Your objective.
Output all records exactly, with no images.

*** Opening Dataset extract ***

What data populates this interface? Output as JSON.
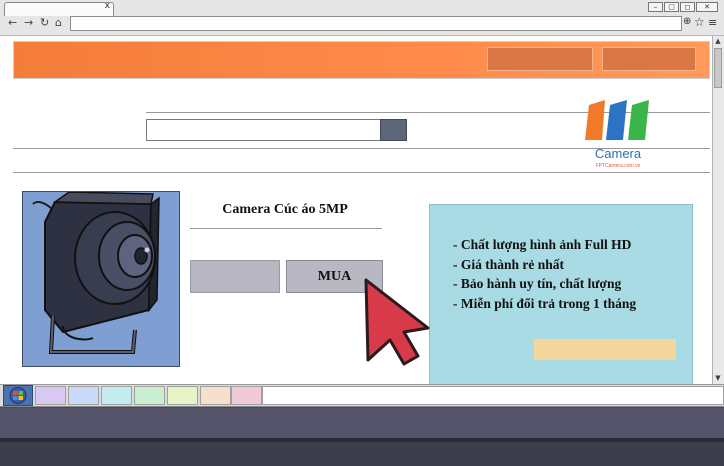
{
  "product": {
    "title": "Camera Cúc áo 5MP",
    "buy_label": "MUA"
  },
  "logo": {
    "text": "Camera",
    "subtext": "FPTCamera.com.vn",
    "colors": [
      "#f07a2a",
      "#2d73c4",
      "#3ab54a"
    ]
  },
  "features": [
    "- Chất lượng hình ảnh Full HD",
    "- Giá thành rẻ nhất",
    "- Bảo hành uy tín, chất lượng",
    "- Miễn phí đổi trả trong 1 tháng"
  ],
  "colors": {
    "banner": "#f57d3a",
    "feature_box": "#a8dbe3",
    "cursor": "#d83a4a"
  },
  "taskbar": {
    "swatches": [
      "#d9c9f2",
      "#c9d9f7",
      "#c4ecf0",
      "#c8f0d0",
      "#e6f3c6",
      "#f7dfce",
      "#f2c9d6"
    ]
  }
}
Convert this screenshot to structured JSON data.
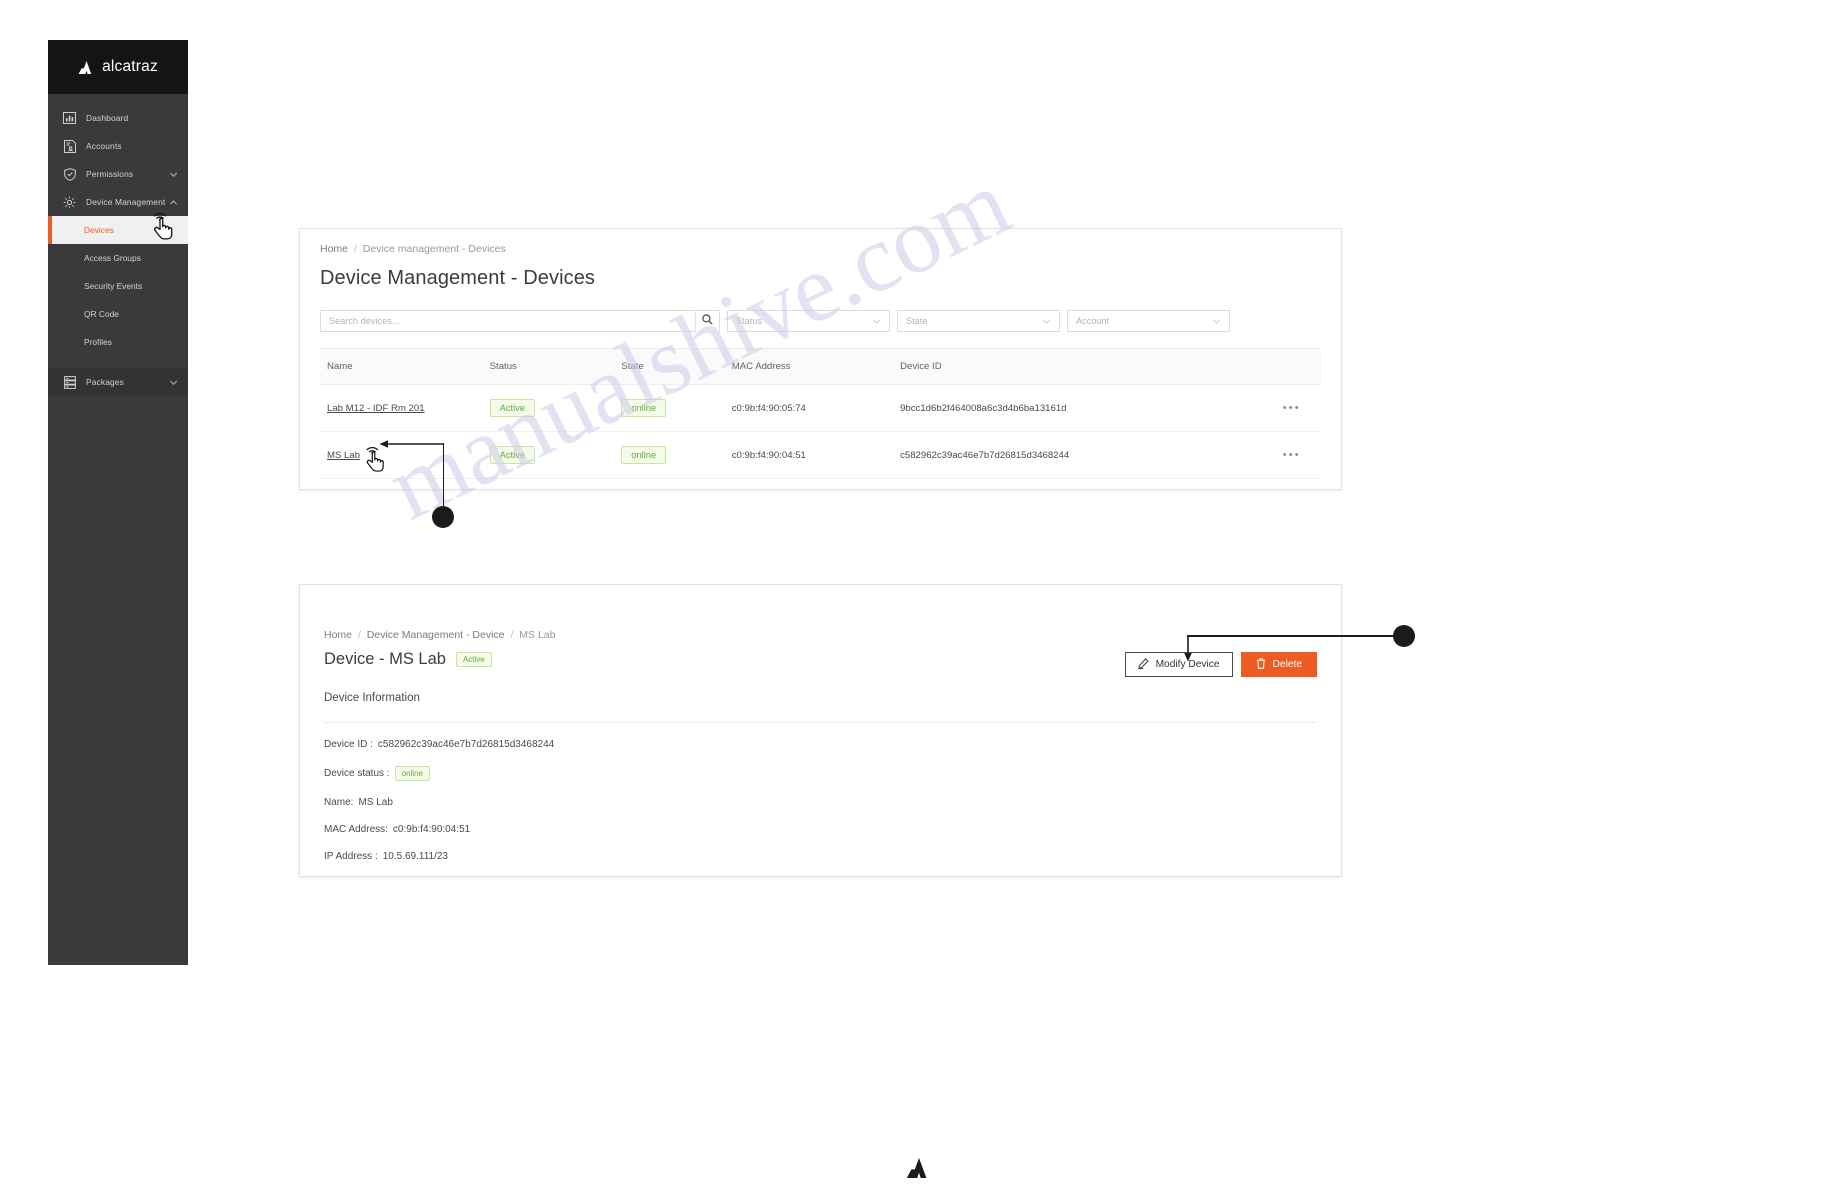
{
  "brand": {
    "name": "alcatraz",
    "logo_icon": "alcatraz-a-mark",
    "accent": "#ef5b25"
  },
  "sidebar": {
    "items": [
      {
        "label": "Dashboard",
        "icon": "bar-chart-icon",
        "chevron": ""
      },
      {
        "label": "Accounts",
        "icon": "account-card-icon",
        "chevron": ""
      },
      {
        "label": "Permissions",
        "icon": "shield-check-icon",
        "chevron": "chevron-down-icon"
      },
      {
        "label": "Device Management",
        "icon": "gear-icon",
        "chevron": "chevron-up-icon"
      }
    ],
    "subitems": [
      {
        "label": "Devices",
        "active": true
      },
      {
        "label": "Access Groups",
        "active": false
      },
      {
        "label": "Security Events",
        "active": false
      },
      {
        "label": "QR Code",
        "active": false
      },
      {
        "label": "Profiles",
        "active": false
      }
    ],
    "packages": {
      "label": "Packages",
      "icon": "server-stack-icon",
      "chevron": "chevron-down-icon"
    }
  },
  "list_view": {
    "breadcrumb": {
      "home": "Home",
      "sep": "/",
      "current": "Device management - Devices"
    },
    "title": "Device Management - Devices",
    "search": {
      "placeholder": "Search devices...",
      "value": "",
      "icon": "search-icon"
    },
    "filters": [
      {
        "label": "Status",
        "icon": "chevron-down-icon"
      },
      {
        "label": "State",
        "icon": "chevron-down-icon"
      },
      {
        "label": "Account",
        "icon": "chevron-down-icon"
      }
    ],
    "columns": [
      "Name",
      "Status",
      "State",
      "MAC Address",
      "Device ID",
      ""
    ],
    "rows": [
      {
        "name": "Lab M12 - IDF Rm 201",
        "status": "Active",
        "state": "online",
        "mac": "c0:9b:f4:90:05:74",
        "device_id": "9bcc1d6b2f464008a6c3d4b6ba13161d",
        "more": "•••"
      },
      {
        "name": "MS Lab",
        "status": "Active",
        "state": "online",
        "mac": "c0:9b:f4:90:04:51",
        "device_id": "c582962c39ac46e7b7d26815d3468244",
        "more": "•••"
      }
    ]
  },
  "detail_view": {
    "breadcrumb": {
      "home": "Home",
      "sep": "/",
      "mid": "Device Management - Device",
      "current": "MS Lab"
    },
    "title": "Device - MS Lab",
    "status_badge": "Active",
    "section_label": "Device Information",
    "fields": [
      {
        "label": "Device ID :",
        "value": "c582962c39ac46e7b7d26815d3468244",
        "badge": false
      },
      {
        "label": "Device status :",
        "value": "online",
        "badge": true
      },
      {
        "label": "Name:",
        "value": "MS Lab",
        "badge": false
      },
      {
        "label": "MAC Address:",
        "value": "c0:9b:f4:90:04:51",
        "badge": false
      },
      {
        "label": "IP Address :",
        "value": "10.5.69.111/23",
        "badge": false
      }
    ],
    "buttons": [
      {
        "label": "Modify Device",
        "icon": "pencil-icon",
        "style": "outline"
      },
      {
        "label": "Delete",
        "icon": "trash-icon",
        "style": "danger"
      }
    ]
  },
  "annotations": {
    "callout_row": {
      "target": "MS Lab",
      "marker": "step-dot"
    },
    "callout_buttons": {
      "target": "Modify Device",
      "marker": "step-dot"
    }
  },
  "watermark": {
    "text": "manualshive.com"
  },
  "footer": {
    "logo_icon": "alcatraz-a-mark"
  }
}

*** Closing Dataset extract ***

Reply to the task.
What data populates this interface? Output as JSON.
{
  "product": {
    "title": "Camera Cúc áo 5MP",
    "buy_label": "MUA"
  },
  "logo": {
    "text": "Camera",
    "subtext": "FPTCamera.com.vn",
    "colors": [
      "#f07a2a",
      "#2d73c4",
      "#3ab54a"
    ]
  },
  "features": [
    "- Chất lượng hình ảnh Full HD",
    "- Giá thành rẻ nhất",
    "- Bảo hành uy tín, chất lượng",
    "- Miễn phí đổi trả trong 1 tháng"
  ],
  "colors": {
    "banner": "#f57d3a",
    "feature_box": "#a8dbe3",
    "cursor": "#d83a4a"
  },
  "taskbar": {
    "swatches": [
      "#d9c9f2",
      "#c9d9f7",
      "#c4ecf0",
      "#c8f0d0",
      "#e6f3c6",
      "#f7dfce",
      "#f2c9d6"
    ]
  }
}
Convert this screenshot to structured JSON data.
{
  "brand": {
    "name": "alcatraz",
    "logo_icon": "alcatraz-a-mark",
    "accent": "#ef5b25"
  },
  "sidebar": {
    "items": [
      {
        "label": "Dashboard",
        "icon": "bar-chart-icon",
        "chevron": ""
      },
      {
        "label": "Accounts",
        "icon": "account-card-icon",
        "chevron": ""
      },
      {
        "label": "Permissions",
        "icon": "shield-check-icon",
        "chevron": "chevron-down-icon"
      },
      {
        "label": "Device Management",
        "icon": "gear-icon",
        "chevron": "chevron-up-icon"
      }
    ],
    "subitems": [
      {
        "label": "Devices",
        "active": true
      },
      {
        "label": "Access Groups",
        "active": false
      },
      {
        "label": "Security Events",
        "active": false
      },
      {
        "label": "QR Code",
        "active": false
      },
      {
        "label": "Profiles",
        "active": false
      }
    ],
    "packages": {
      "label": "Packages",
      "icon": "server-stack-icon",
      "chevron": "chevron-down-icon"
    }
  },
  "list_view": {
    "breadcrumb": {
      "home": "Home",
      "sep": "/",
      "current": "Device management - Devices"
    },
    "title": "Device Management - Devices",
    "search": {
      "placeholder": "Search devices...",
      "value": "",
      "icon": "search-icon"
    },
    "filters": [
      {
        "label": "Status",
        "icon": "chevron-down-icon"
      },
      {
        "label": "State",
        "icon": "chevron-down-icon"
      },
      {
        "label": "Account",
        "icon": "chevron-down-icon"
      }
    ],
    "columns": [
      "Name",
      "Status",
      "State",
      "MAC Address",
      "Device ID",
      ""
    ],
    "rows": [
      {
        "name": "Lab M12 - IDF Rm 201",
        "status": "Active",
        "state": "online",
        "mac": "c0:9b:f4:90:05:74",
        "device_id": "9bcc1d6b2f464008a6c3d4b6ba13161d",
        "more": "•••"
      },
      {
        "name": "MS Lab",
        "status": "Active",
        "state": "online",
        "mac": "c0:9b:f4:90:04:51",
        "device_id": "c582962c39ac46e7b7d26815d3468244",
        "more": "•••"
      }
    ]
  },
  "detail_view": {
    "breadcrumb": {
      "home": "Home",
      "sep": "/",
      "mid": "Device Management - Device",
      "current": "MS Lab"
    },
    "title": "Device - MS Lab",
    "status_badge": "Active",
    "section_label": "Device Information",
    "fields": [
      {
        "label": "Device ID :",
        "value": "c582962c39ac46e7b7d26815d3468244",
        "badge": false
      },
      {
        "label": "Device status :",
        "value": "online",
        "badge": true
      },
      {
        "label": "Name:",
        "value": "MS Lab",
        "badge": false
      },
      {
        "label": "MAC Address:",
        "value": "c0:9b:f4:90:04:51",
        "badge": false
      },
      {
        "label": "IP Address :",
        "value": "10.5.69.111/23",
        "badge": false
      }
    ],
    "buttons": [
      {
        "label": "Modify Device",
        "icon": "pencil-icon",
        "style": "outline"
      },
      {
        "label": "Delete",
        "icon": "trash-icon",
        "style": "danger"
      }
    ]
  },
  "annotations": {
    "callout_row": {
      "target": "MS Lab",
      "marker": "step-dot"
    },
    "callout_buttons": {
      "target": "Modify Device",
      "marker": "step-dot"
    }
  },
  "watermark": {
    "text": "manualshive.com"
  },
  "footer": {
    "logo_icon": "alcatraz-a-mark"
  }
}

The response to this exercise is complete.